Media for Patsy v. Board of Regents of State of Florida

Audio Transcription for Oral Argument - March 02, 1982 in Patsy v. Board of Regents of State of Florida

Warren E. Burger:

We will hear arguments next in the case of Patsy against Florida Board of Regents.

Mr. Sims, you may proceed whenever you are ready.

Charles S. Sims:

Mr. Chief Justice, and may it please the Court:

The issue in this case is whether plaintiffs in 1983 actions can generally be required to exhaust administrative remedies, despite this Court's consistent and repeated holdings that such exhaustion is not required, despite clear congressional recognition of and reliance on those holdings, and despite the absence of any historical basis to support a change in this Court's longstanding construction of Section 1983.

Unlike most cases that come before the Court, this case pronounced not a new issue, but an old, previously settled one and respondents have not come near to making the sort of showing required to justify a change in settled statutory construction.

The case is here more than three years after petitioner first filed a complaint in the Federal District Court in Florida under Section 1983 alleging unlawful employment discrimination in violation of the Equal Protection Clause of the 14th amendment.

The plaintiff has sought injunctive relief and damages.

There have been no proceedings on the merits and no discovery.

The district court granted defendant's motion to dismiss for failure to exhaust administrative remedies.
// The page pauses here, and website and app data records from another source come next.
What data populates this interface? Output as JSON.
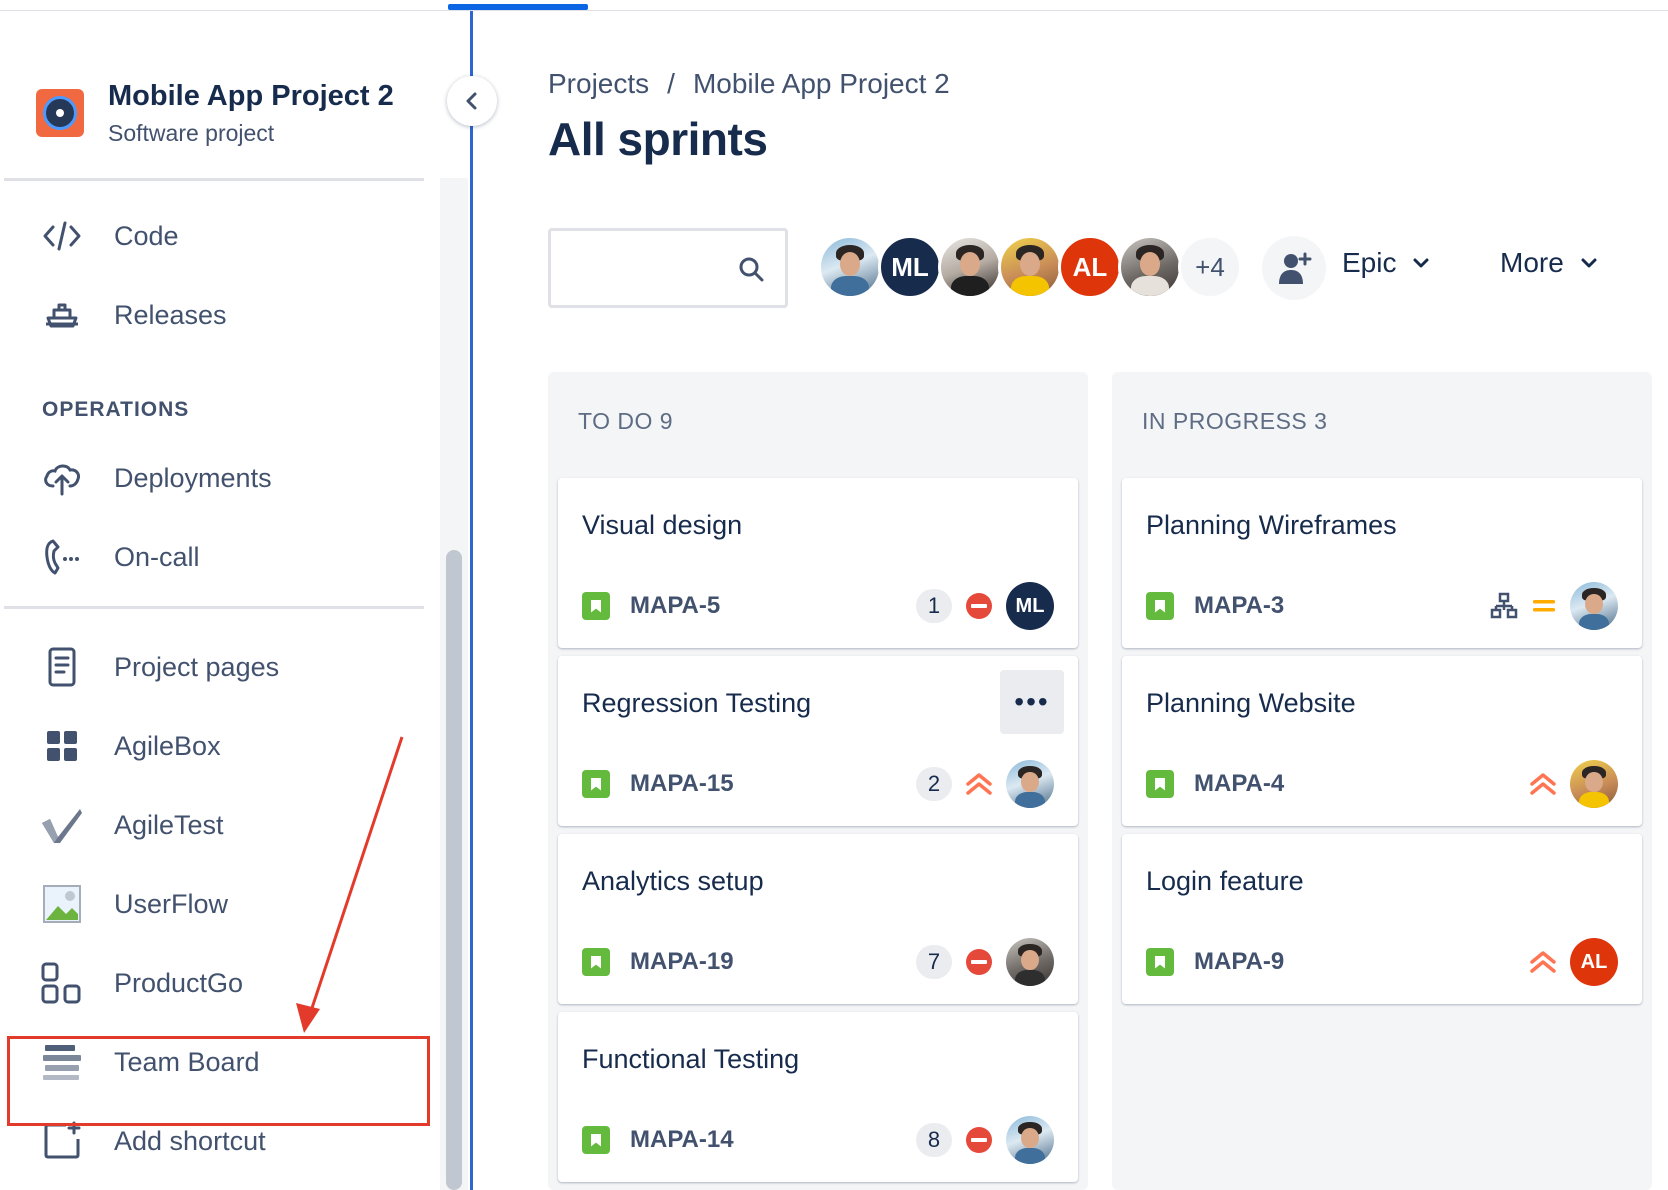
{
  "project": {
    "name": "Mobile App Project 2",
    "type": "Software project"
  },
  "sidebar": {
    "items_top": [
      {
        "label": "Code",
        "icon": "code-icon"
      },
      {
        "label": "Releases",
        "icon": "ship-icon"
      }
    ],
    "section_operations": "OPERATIONS",
    "items_ops": [
      {
        "label": "Deployments",
        "icon": "cloud-upload-icon"
      },
      {
        "label": "On-call",
        "icon": "phone-icon"
      }
    ],
    "items_apps": [
      {
        "label": "Project pages",
        "icon": "page-icon"
      },
      {
        "label": "AgileBox",
        "icon": "grid-icon"
      },
      {
        "label": "AgileTest",
        "icon": "checkmark-icon"
      },
      {
        "label": "UserFlow",
        "icon": "image-icon"
      },
      {
        "label": "ProductGo",
        "icon": "blocks-icon"
      },
      {
        "label": "Team Board",
        "icon": "board-icon"
      },
      {
        "label": "Add shortcut",
        "icon": "add-shortcut-icon"
      }
    ]
  },
  "breadcrumb": {
    "root": "Projects",
    "separator": "/",
    "project": "Mobile App Project 2"
  },
  "page": {
    "title": "All sprints"
  },
  "toolbar": {
    "search_placeholder": "",
    "avatars": [
      {
        "initials": "",
        "style": "photo",
        "color": "#8ab9d9"
      },
      {
        "initials": "ML",
        "style": "initials",
        "color": "#172b4d"
      },
      {
        "initials": "",
        "style": "photo",
        "color": "#b5aca3"
      },
      {
        "initials": "",
        "style": "photo",
        "color": "#f0d24a"
      },
      {
        "initials": "AL",
        "style": "initials",
        "color": "#de350b"
      },
      {
        "initials": "",
        "style": "photo",
        "color": "#6f6a66"
      }
    ],
    "more_avatars": "+4",
    "epic_label": "Epic",
    "more_label": "More"
  },
  "board": {
    "columns": [
      {
        "title": "TO DO 9",
        "cards": [
          {
            "title": "Visual design",
            "key": "MAPA-5",
            "estimate": "1",
            "priority": "blocker",
            "assignee": "ML"
          },
          {
            "title": "Regression Testing",
            "key": "MAPA-15",
            "estimate": "2",
            "priority": "high",
            "assignee": "",
            "menu": "•••"
          },
          {
            "title": "Analytics setup",
            "key": "MAPA-19",
            "estimate": "7",
            "priority": "blocker",
            "assignee": ""
          },
          {
            "title": "Functional Testing",
            "key": "MAPA-14",
            "estimate": "8",
            "priority": "blocker",
            "assignee": ""
          }
        ]
      },
      {
        "title": "IN PROGRESS 3",
        "cards": [
          {
            "title": "Planning Wireframes",
            "key": "MAPA-3",
            "estimate": "",
            "priority": "medium",
            "assignee": ""
          },
          {
            "title": "Planning Website",
            "key": "MAPA-4",
            "estimate": "",
            "priority": "high",
            "assignee": ""
          },
          {
            "title": "Login feature",
            "key": "MAPA-9",
            "estimate": "",
            "priority": "high",
            "assignee": "AL"
          }
        ]
      }
    ]
  },
  "colors": {
    "accent": "#0c66e4",
    "annotation": "#e33b2b",
    "story": "#63ba3c",
    "blocker": "#e5493a",
    "high": "#ff7452",
    "medium": "#ffab00"
  }
}
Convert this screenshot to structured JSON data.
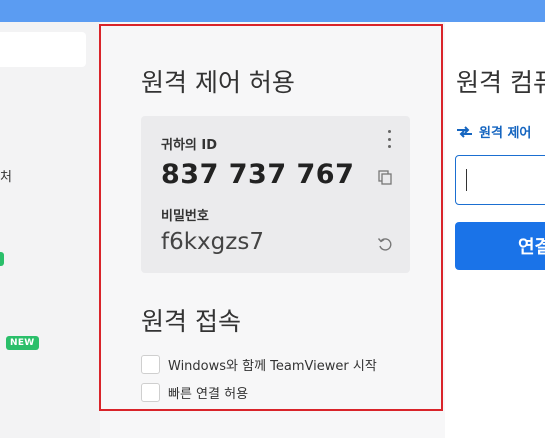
{
  "left": {
    "item_text": "처",
    "new_badge": "NEW"
  },
  "remote_control": {
    "title": "원격 제어 허용",
    "your_id_label": "귀하의 ID",
    "your_id": "837 737 767",
    "password_label": "비밀번호",
    "password": "f6kxgzs7"
  },
  "unattended": {
    "title": "원격 접속",
    "options": [
      {
        "label": "Windows와 함께 TeamViewer 시작",
        "checked": false
      },
      {
        "label": "빠른 연결 허용",
        "checked": false
      }
    ]
  },
  "control_remote": {
    "title": "원격 컴퓨",
    "mode_label": "원격 제어",
    "partner_id_value": "",
    "connect_label": "연결"
  },
  "colors": {
    "accent": "#1a73e8",
    "highlight": "#d9242a",
    "new_badge": "#2bbf6a"
  }
}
The Fifth Circuit initially reversed that decision, relying on this Court's cases, but the court of appeals reheard the case en banc and decided that 1983 plaintiffs would henceforward be required to exhaust administrative remedies under traditional exhaustion standards.

This Court's holdings to the contrary were distinguished.
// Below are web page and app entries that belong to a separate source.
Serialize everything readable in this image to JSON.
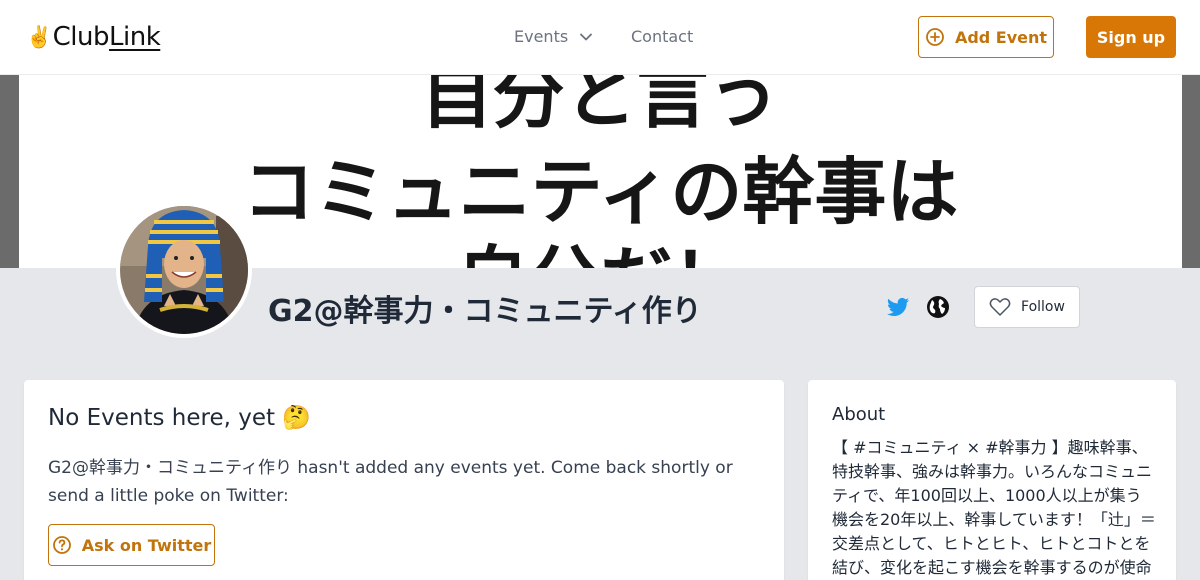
{
  "header": {
    "logo_hand": "✌️",
    "logo_club": "Club",
    "logo_link": "Link",
    "nav_events": "Events",
    "nav_contact": "Contact",
    "add_event_label": "Add Event",
    "signup_label": "Sign up"
  },
  "banner": {
    "line1": "自分と言う",
    "line2": "コミュニティの幹事は",
    "line3": "自分だ！"
  },
  "profile": {
    "name": "G2@幹事力・コミュニティ作り",
    "follow_label": "Follow"
  },
  "events": {
    "title": "No Events here, yet 🤔",
    "message": "G2@幹事力・コミュニティ作り hasn't added any events yet. Come back shortly or send a little poke on Twitter:",
    "ask_label": "Ask on Twitter"
  },
  "about": {
    "title": "About",
    "text": "【 #コミュニティ × #幹事力 】趣味幹事、特技幹事、強みは幹事力。いろんなコミュニティで、年100回以上、1000人以上が集う機会を20年以上、幹事しています！「辻」＝交差点として、ヒトとヒト、ヒトとコトとを結び、変化を起こす機会を幹事するのが使命"
  },
  "colors": {
    "accent": "#d97706",
    "accent_border": "#c2740c",
    "twitter": "#1d9bf0",
    "background": "#e5e7eb"
  }
}
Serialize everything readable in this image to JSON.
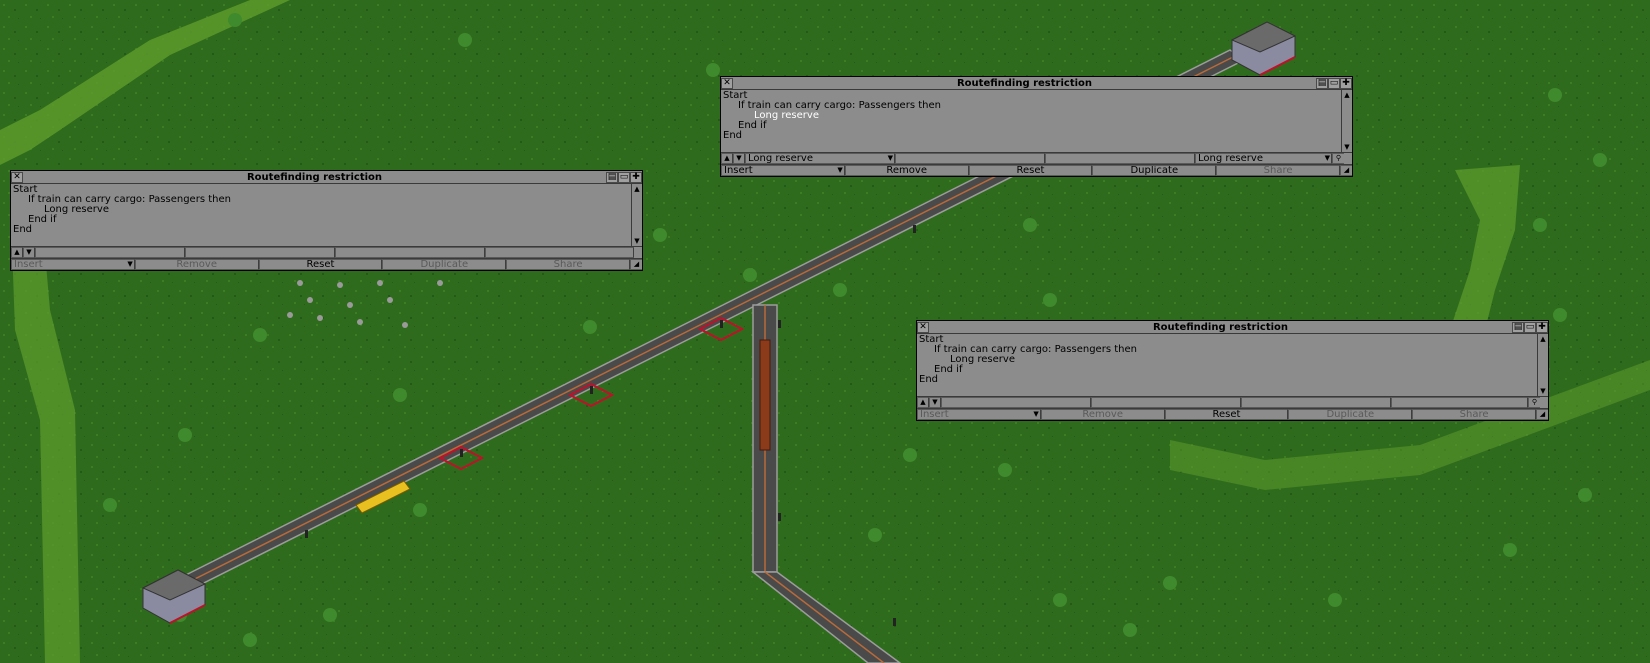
{
  "windows": [
    {
      "title": "Routefinding restriction",
      "lines": [
        "Start",
        "If train can carry cargo: Passengers then",
        "Long reserve",
        "End if",
        "End"
      ],
      "row1_left": "",
      "row1_right": "",
      "buttons": [
        "Insert",
        "Remove",
        "Reset",
        "Duplicate",
        "Share"
      ]
    },
    {
      "title": "Routefinding restriction",
      "lines": [
        "Start",
        "If train can carry cargo: Passengers then",
        "Long reserve",
        "End if",
        "End"
      ],
      "row1_left": "Long reserve",
      "row1_right": "Long reserve",
      "buttons": [
        "Insert",
        "Remove",
        "Reset",
        "Duplicate",
        "Share"
      ]
    },
    {
      "title": "Routefinding restriction",
      "lines": [
        "Start",
        "If train can carry cargo: Passengers then",
        "Long reserve",
        "End if",
        "End"
      ],
      "row1_left": "",
      "row1_right": "",
      "buttons": [
        "Insert",
        "Remove",
        "Reset",
        "Duplicate",
        "Share"
      ]
    }
  ],
  "icons": {
    "close": "close-icon",
    "debug": "debug-icon",
    "shade": "shade-icon",
    "sticky": "pin-icon",
    "resize": "resize-icon"
  },
  "colors": {
    "grass": "#2f6b1c",
    "window": "#8c8c8c",
    "selected_text": "#ffffff",
    "signal_highlight": "#c0102a",
    "train": "#e8c020"
  }
}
The court remanded for a hearing as to the adequacy of the particular remedies available to this plaintiff, and she thereupon sort certiorari here, and either summary reversal in light of recent legislation of which the Fifth Circuit had apparently not been aware, or plenary consideration which this Court granted.

Mr. Sims, the three judges on the original panel all joined the majority on the rerun, didn't they?

Charles S. Sims:

I had not noticed that, Your Honor.

I think that the dissenting opinions in the court of appeals plainly set forth the basis on which they thought the question had been foreclosed before this Court in any--

But none of the originals... well, each of them switched sides.

I wondered if you had an explanation for it.

Charles S. Sims:

--I do not, Your Honor.

The rule against required exhaustion, which this Court has announced and adhered to as a matter of statutory construction, is, of course, not etched in stone.

Our submission is that in light of congressional action in 1871 and more recently, that it is written into law.

The question here is not one of policy.

Instead, it is what Congress has meant.

The imposition of an exhaustion requirement onto Section 1983 would be a revision of that statute, and statutory revision is a matter for Congress, not for the court.

I plan to address here the three principal reasons why exhaustion cannot be required under Section 1983.

First, because of this Court's cases in stare decisis.

Second, because of recent congressional action; and third, because it is violative of the intention of the 42nd Congress.

Of course, this Court's non-exhaustion precedents do not themselves prevent the court from changing its mind in deciding that it has misconstrued the statute.

But neither can they simply be ignored, as respondents have ignored them.

They form the background against which this case must be decided, and they impose a heavy burden of justification on those who would change the rule.

The Court has held in six cases, all either unanimous or eight to one, that exhaustion cannot be required under 1983 itself.